Lecture by ICE Fellow Daniel Singer
103 Thornton Hall, Dartmouth College
Standard epistemological methodology uses models of agents, reasoning, evidence, arguments, belief, and knowledge but usually in an implicit way. In this talk, Daniel Singer argues by example that much is to be gained by making those models explicit and using formal techniques to analyze them. It is common, especially among psychologists, to see polarization as the product of human irrationality. Using an agent-based model, Daniel argues that the persistent disagreement seen in political and social polarization can be produced by rational agents, when those agents have limited cognitive resources. The main argument for this comes from computer simulations of the model, which show that groups of agents using a rational coherence-based strategy for managing their limited cognitive resources tend to polarize. Daniel then introduces an extension of the model to argue that individual memory limitations are often more important than they are typically assumed to be in social epistemology. How much we can remember and how we forget have large effects on whether groups we're in achieve optimal epistemic outcomes. Forgetting, Daniel concludes, should be a topic of central epistemic importance in social epistemology. But more generally, these two cases show that being explicit about our modeling assumptions and analyzing those models formally can help us better understand the implications of our theories and starting assumptions in epistemology.

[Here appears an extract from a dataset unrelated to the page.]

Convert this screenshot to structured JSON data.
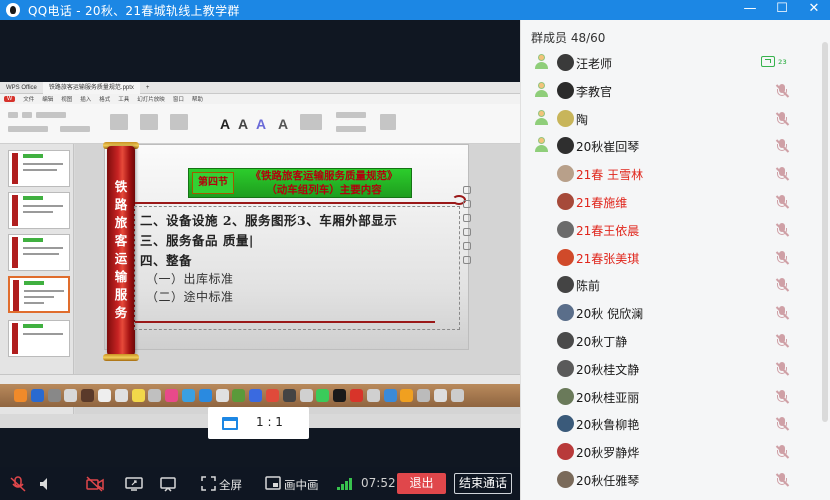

Free and open to all. Reception follows.
The Sapientia Lecture Series is funded by The Mark J. Byrne 1985 Fund in Philosophy.